Plant A produces 40% of the company's pin volume and 67% of the company's defective pins

Plant B produces 60% of the company's total volume and 33% of the total defective pins

What is the probability a defective pin comes from plant A? and probability it comes from plant B?

Here is the exact language. Thanks again

The company has two factories, the older of which produces 40% of the total output. This means that a pin picked up at random has a 40% probability of coming from the old factory, whether it is defective or perfect; this is the prior probability. We find that the older factory's defective rate is twice that found in the newer factory. If a customer calls and complains about finding a defective pin, which of the two factories should the manager call?

The prior probability would suggest that the defective pin was most likely to have come from the new plant, which produces 60% of the total. On the other hand, that plant produces only one-third of the company's total of defective pins. When we revise the priors to reflect this additional information, the probability that the new plant made the defective pin turns out to be only 42.8%; there is a 57 .2% probability that the older plant is the culprit. This new estimate becomes the posterior probability.

Do you see that your paraphrase means something entirely different from the original?

You were right that plant A produces 40% of the pins and plant B produces 60%; but the first paragraph does

**not** say that plant A produces 67% of the total number of defective pins. It says that the rate of defective pins from each factory are in the ratio 2:1, but that does not make them 2/3 and 1/3 (much less the rounded values 0.67 and 0.33!), because they are not complements.

If the second paragraph here is from the book, then

the book is wrong. Plant B does

**not** produce 1/3 of the company's defective pins! (In fact, their conclusion means that 42.8% of the defective pins come from plant B, as I pointed out initially.) Who wrote this?

Rather, suppose that the defective rate for plant B is r, and for plant A is 2r. That is, P(defective | B) = r, and P(defective | A) = 2r.

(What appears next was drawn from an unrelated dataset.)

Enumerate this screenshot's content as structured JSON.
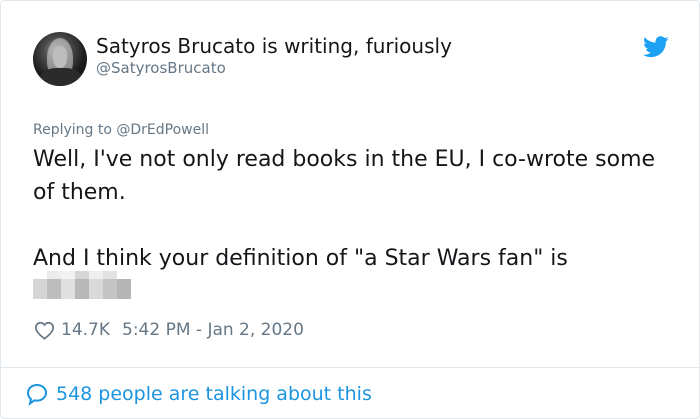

Put that in the Bayes formula as given to you by pka, and see what you get. (The variable r will drop out.)